For example, Poisson regression (commonly used for outcomes that are counts) makes use of a natural log link function as follows:

Clearly, there is not a direct linear relationship of the x variables to the average count, but there is a “sort of linear” relationship happening: a function of the mean of y is related to a linear combination of x variables. In other words, the linear model has now been generalized to a bigger type of situation.

This can lead to confusion, though, because on the surface it looks very similar to what happens when we transform the dependent variable in a linear model, like a linear regression.

The key thing to understand is that the natural log link function is a function of the mean of y, not the y values themselves.

**Transformations of Y**

Below is a linear model equation where the original dependent variable, y, has been natural log transformed. That is, the natural log has been taken of *each individual value of y*, and that is being used as the dependent variable.

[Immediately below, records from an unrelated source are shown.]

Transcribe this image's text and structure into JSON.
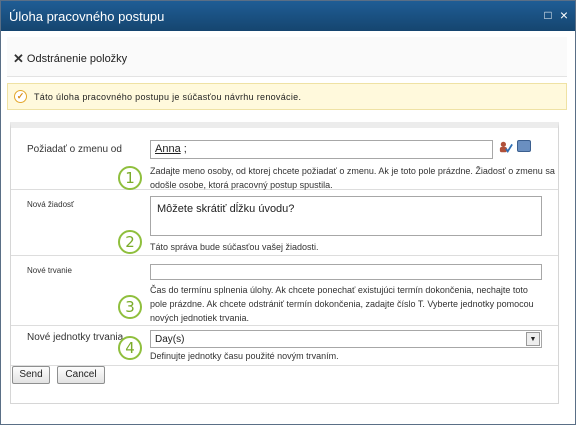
{
  "window": {
    "title": "Úloha pracovného postupu",
    "maximize_glyph": "□",
    "close_glyph": "×"
  },
  "ribbon": {
    "icon": "x-icon",
    "action_label": "Odstránenie položky"
  },
  "notice": {
    "icon": "check-circle-icon",
    "text": "Táto úloha pracovného postupu je súčasťou návrhu renovácie."
  },
  "form": {
    "request_change_from": {
      "label": "Požiadať o zmenu od",
      "value": "Anna",
      "separator": ";",
      "description": "Zadajte meno osoby, od ktorej chcete požiadať o zmenu. Ak je toto pole prázdne. Žiadosť o zmenu sa odošle osobe, ktorá pracovný postup spustila.",
      "step": "1"
    },
    "new_request": {
      "label": "Nová žiadosť",
      "value": "Môžete skrátiť dĺžku úvodu?",
      "description": "Táto správa bude súčasťou vašej žiadosti.",
      "step": "2"
    },
    "new_duration": {
      "label": "Nové trvanie",
      "value": "",
      "description": "Čas do termínu splnenia úlohy. Ak chcete ponechať existujúci termín dokončenia, nechajte toto pole prázdne. Ak chcete odstrániť termín dokončenia, zadajte číslo T. Vyberte jednotky pomocou nových jednotiek trvania.",
      "step": "3"
    },
    "new_duration_units": {
      "label": "Nové jednotky trvania",
      "selected": "Day(s)",
      "description": "Definujte jednotky času použité novým trvaním.",
      "step": "4"
    }
  },
  "buttons": {
    "send": "Send",
    "cancel": "Cancel"
  },
  "colors": {
    "titlebar": "#1a5288",
    "notice_bg": "#fff9dc",
    "step_ring": "#8fbf3d"
  }
}
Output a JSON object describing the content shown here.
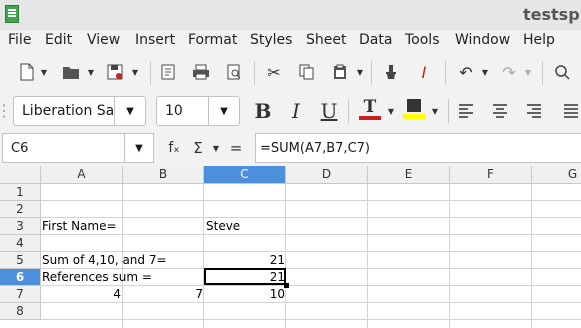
{
  "window": {
    "title": "testspr"
  },
  "menu": [
    "File",
    "Edit",
    "View",
    "Insert",
    "Format",
    "Styles",
    "Sheet",
    "Data",
    "Tools",
    "Window",
    "Help"
  ],
  "toolbar2": {
    "font_name": "Liberation Sa",
    "font_size": "10"
  },
  "formula_bar": {
    "cell_ref": "C6",
    "fx_label": "fₓ",
    "sum_label": "Σ",
    "equals_label": "=",
    "formula": "=SUM(A7,B7,C7)"
  },
  "sheet": {
    "columns": [
      "A",
      "B",
      "C",
      "D",
      "E",
      "F",
      "G"
    ],
    "rows": [
      "1",
      "2",
      "3",
      "4",
      "5",
      "6",
      "7",
      "8"
    ],
    "active_col": "C",
    "active_row": "6",
    "cells": {
      "A3": "First Name=",
      "C3": "Steve",
      "A5": "Sum of 4,10, and 7=",
      "C5": "21",
      "A6": "References sum =",
      "C6": "21",
      "A7": "4",
      "B7": "7",
      "C7": "10"
    }
  },
  "colors": {
    "accent": "#4d8fdb",
    "font_color_bar": "#c9211e",
    "highlight_bar": "#ffff00"
  }
}
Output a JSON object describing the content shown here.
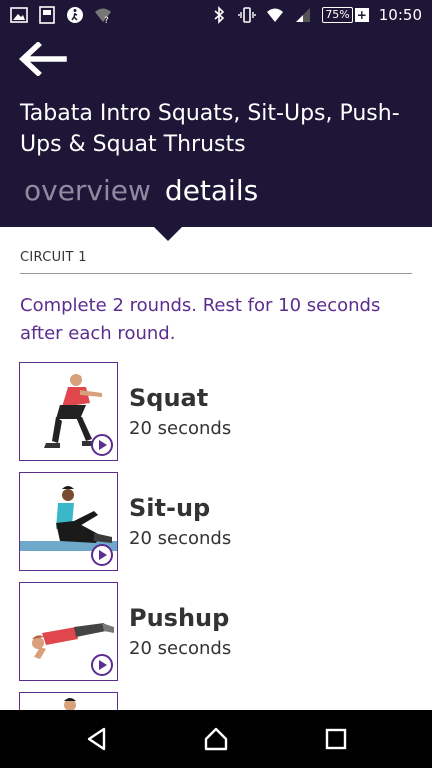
{
  "status_bar": {
    "battery": "75%",
    "time": "10:50",
    "left_icons": [
      "gallery-icon",
      "save-icon",
      "walk-icon",
      "wifi-question-icon"
    ],
    "right_icons": [
      "bluetooth-icon",
      "vibrate-icon",
      "wifi-icon",
      "signal-icon",
      "battery-icon"
    ]
  },
  "header": {
    "title": "Tabata Intro Squats, Sit-Ups, Push-Ups & Squat Thrusts",
    "tabs": [
      {
        "label": "overview",
        "active": false
      },
      {
        "label": "details",
        "active": true
      }
    ]
  },
  "circuit": {
    "label": "CIRCUIT 1",
    "description": "Complete 2 rounds. Rest for 10 seconds after each round."
  },
  "exercises": [
    {
      "name": "Squat",
      "duration": "20 seconds"
    },
    {
      "name": "Sit-up",
      "duration": "20 seconds"
    },
    {
      "name": "Pushup",
      "duration": "20 seconds"
    }
  ],
  "colors": {
    "header_bg": "#1e1636",
    "accent": "#5b2d8e",
    "inactive_tab": "#8f8aa0"
  }
}
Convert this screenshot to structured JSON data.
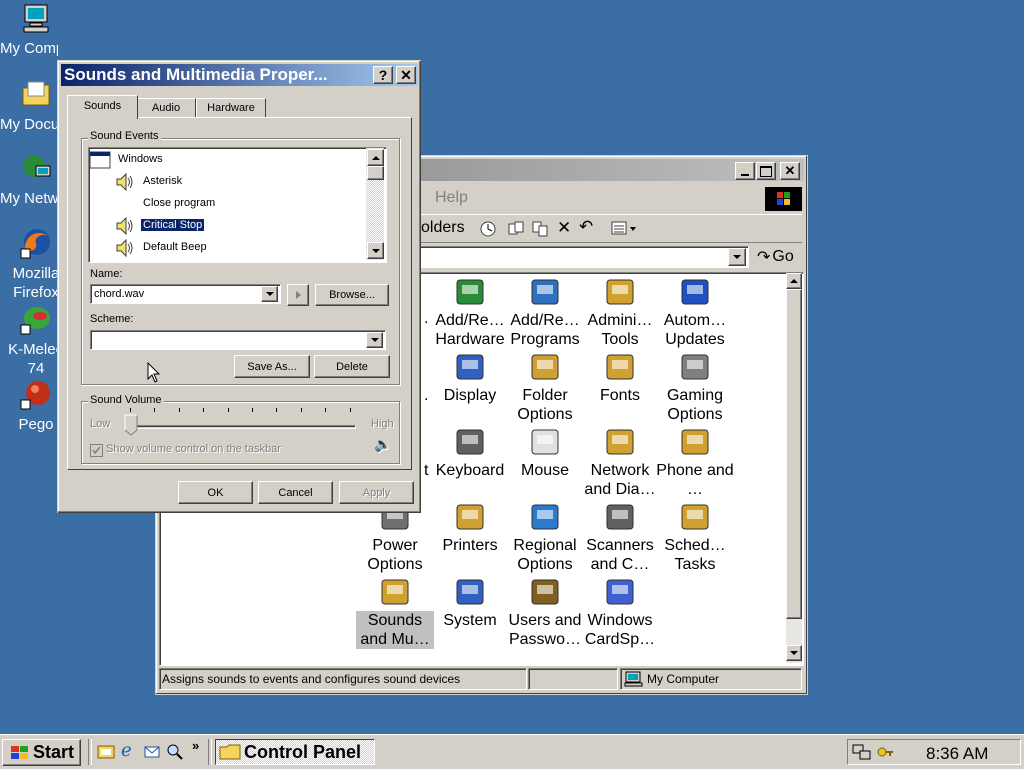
{
  "desktop": {
    "icons": [
      {
        "label": "My Comput",
        "icon": "my-computer-icon"
      },
      {
        "label": "My Docum",
        "icon": "my-documents-icon"
      },
      {
        "label": "My Netw…",
        "icon": "network-icon"
      },
      {
        "label": "Mozilla Firefox",
        "icon": "firefox-icon"
      },
      {
        "label": "K-Meleo 74",
        "icon": "k-meleon-icon"
      },
      {
        "label": "Pego",
        "icon": "pego-icon"
      }
    ]
  },
  "control_panel": {
    "menu_help": "Help",
    "toolbar_folders": "olders",
    "go_label": "Go",
    "items": [
      {
        "label": "Add/Re… Hardware",
        "icon": "add-hardware-icon"
      },
      {
        "label": "Add/Re… Programs",
        "icon": "add-programs-icon"
      },
      {
        "label": "Admini… Tools",
        "icon": "admin-tools-icon"
      },
      {
        "label": "Autom… Updates",
        "icon": "automatic-updates-icon"
      },
      {
        "label": "Display",
        "icon": "display-icon"
      },
      {
        "label": "Folder Options",
        "icon": "folder-options-icon"
      },
      {
        "label": "Fonts",
        "icon": "fonts-icon"
      },
      {
        "label": "Gaming Options",
        "icon": "gaming-options-icon"
      },
      {
        "label": "Keyboard",
        "icon": "keyboard-icon"
      },
      {
        "label": "Mouse",
        "icon": "mouse-icon"
      },
      {
        "label": "Network and Dia…",
        "icon": "network-dialup-icon"
      },
      {
        "label": "Phone and …",
        "icon": "phone-modem-icon"
      },
      {
        "label": "Power Options",
        "icon": "power-options-icon"
      },
      {
        "label": "Printers",
        "icon": "printers-icon"
      },
      {
        "label": "Regional Options",
        "icon": "regional-options-icon"
      },
      {
        "label": "Scanners and C…",
        "icon": "scanners-cameras-icon"
      },
      {
        "label": "Sched… Tasks",
        "icon": "scheduled-tasks-icon"
      },
      {
        "label": "Sounds and Mu…",
        "icon": "sounds-multimedia-icon"
      },
      {
        "label": "System",
        "icon": "system-icon"
      },
      {
        "label": "Users and Passwo…",
        "icon": "users-passwords-icon"
      },
      {
        "label": "Windows CardSp…",
        "icon": "cardspace-icon"
      }
    ],
    "partial_left": [
      ".",
      ".",
      "t"
    ],
    "status_text": "Assigns sounds to events and configures sound devices",
    "status_zone": "My Computer"
  },
  "dialog": {
    "title": "Sounds and Multimedia Proper...",
    "help_btn": "?",
    "close_btn": "✕",
    "tabs": [
      "Sounds",
      "Audio",
      "Hardware"
    ],
    "sound_events_label": "Sound Events",
    "events": [
      {
        "label": "Windows",
        "selected": false,
        "has_sound": false
      },
      {
        "label": "Asterisk",
        "selected": false,
        "has_sound": true
      },
      {
        "label": "Close program",
        "selected": false,
        "has_sound": false
      },
      {
        "label": "Critical Stop",
        "selected": true,
        "has_sound": true
      },
      {
        "label": "Default Beep",
        "selected": false,
        "has_sound": true
      }
    ],
    "name_label": "Name:",
    "name_value": "chord.wav",
    "browse": "Browse...",
    "scheme_label": "Scheme:",
    "scheme_value": "",
    "save_as": "Save As...",
    "delete": "Delete",
    "volume_label": "Sound Volume",
    "volume_low": "Low",
    "volume_high": "High",
    "volume_level": 0,
    "show_volume_label": "Show volume control on the taskbar",
    "ok": "OK",
    "cancel": "Cancel",
    "apply": "Apply"
  },
  "taskbar": {
    "start": "Start",
    "task": "Control Panel",
    "clock": "8:36 AM"
  }
}
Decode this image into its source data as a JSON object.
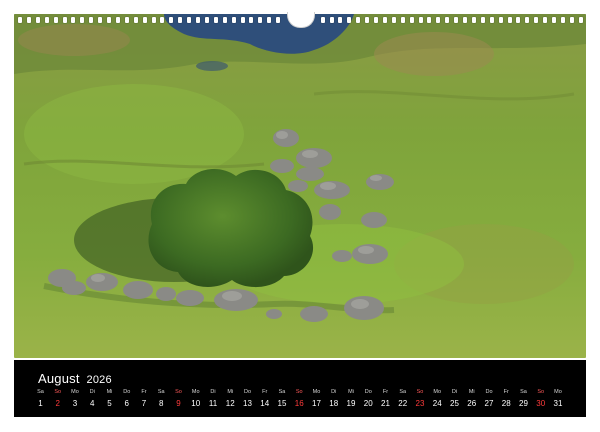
{
  "calendar": {
    "month": "August",
    "year": "2026",
    "days": [
      {
        "dow": "Sa",
        "num": "1",
        "weekend": false
      },
      {
        "dow": "So",
        "num": "2",
        "weekend": true
      },
      {
        "dow": "Mo",
        "num": "3",
        "weekend": false
      },
      {
        "dow": "Di",
        "num": "4",
        "weekend": false
      },
      {
        "dow": "Mi",
        "num": "5",
        "weekend": false
      },
      {
        "dow": "Do",
        "num": "6",
        "weekend": false
      },
      {
        "dow": "Fr",
        "num": "7",
        "weekend": false
      },
      {
        "dow": "Sa",
        "num": "8",
        "weekend": false
      },
      {
        "dow": "So",
        "num": "9",
        "weekend": true
      },
      {
        "dow": "Mo",
        "num": "10",
        "weekend": false
      },
      {
        "dow": "Di",
        "num": "11",
        "weekend": false
      },
      {
        "dow": "Mi",
        "num": "12",
        "weekend": false
      },
      {
        "dow": "Do",
        "num": "13",
        "weekend": false
      },
      {
        "dow": "Fr",
        "num": "14",
        "weekend": false
      },
      {
        "dow": "Sa",
        "num": "15",
        "weekend": false
      },
      {
        "dow": "So",
        "num": "16",
        "weekend": true
      },
      {
        "dow": "Mo",
        "num": "17",
        "weekend": false
      },
      {
        "dow": "Di",
        "num": "18",
        "weekend": false
      },
      {
        "dow": "Mi",
        "num": "19",
        "weekend": false
      },
      {
        "dow": "Do",
        "num": "20",
        "weekend": false
      },
      {
        "dow": "Fr",
        "num": "21",
        "weekend": false
      },
      {
        "dow": "Sa",
        "num": "22",
        "weekend": false
      },
      {
        "dow": "So",
        "num": "23",
        "weekend": true
      },
      {
        "dow": "Mo",
        "num": "24",
        "weekend": false
      },
      {
        "dow": "Di",
        "num": "25",
        "weekend": false
      },
      {
        "dow": "Mi",
        "num": "26",
        "weekend": false
      },
      {
        "dow": "Do",
        "num": "27",
        "weekend": false
      },
      {
        "dow": "Fr",
        "num": "28",
        "weekend": false
      },
      {
        "dow": "Sa",
        "num": "29",
        "weekend": false
      },
      {
        "dow": "So",
        "num": "30",
        "weekend": true
      },
      {
        "dow": "Mo",
        "num": "31",
        "weekend": false
      }
    ]
  },
  "colors": {
    "band": "#000000",
    "text": "#ffffff",
    "sunday": "#ff3b3b",
    "grass": "#7fa23a",
    "water": "#2f4f7a",
    "elephant": "#8a8a86"
  },
  "photo": {
    "icons": [
      "spiral-binding-icon",
      "hanger-hole-icon"
    ]
  }
}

The linear model with the log transformation is providing an equation for an individual value of ln(y). We could also write it as follows, where we are modeling the mean of ln(y) (note the error term is no longer present):

This makes the difference a bit clearer. When we transform the data in a linear model, we are no longer claiming that y is normally distributed around a mean, given the x values — we are claiming that our new outcome variable, ln(y_{i}), is normally distributed.

In fact, we often make this transformation specifically because the values of y do not appear to be normally distributed around their average.

In the case of the Poisson model, however, the link function does not change the distribution of the actual observations in some way to make them something other than Poisson distributed. Instead, the link function defines the relationship of the x variables directly to the mean of the Poisson distributed y. The individual observations then vary around this expected value accordingly.

### The mean of the log is not the log of the mean

As you may know, if you have used this kind of data transformation in a linear model before, you cannot simply take the exponent of the mean of ln(y) to get the mean of y.

You might be surprised to know, though, that you *can* do this with a link function. If you have specific values of your x variables, you *can *calculate the predicted average count, μ_{y} based on those x values by inversing the natural log:

This ability to back-transform means (and regression coefficients) to a more intuitive scale is part of what makes generalized linear models so useful.

Alan Mainwaring says

I have been grappling with the Generalized Linear Model, The General Linear Model for years. Students just coming out of High School have real problems even with the term “Linear”.

First I had to throw out the idea that Linearity applied to the [predictor variables only. The focus for linearity is on the Parameters, another difficult idea.

This posting on explaining the difference between a function of a single dependent value for some fixed value of a predictor value and that of a function of the mean of now y being a random variable and thus associated with a probability distribution is a real step forward as to the understanding of what a link function is.

Thank you very much for this clearly explained difference

Prasanth peddaayyavarla says

You guys rock!!!!

Thank you.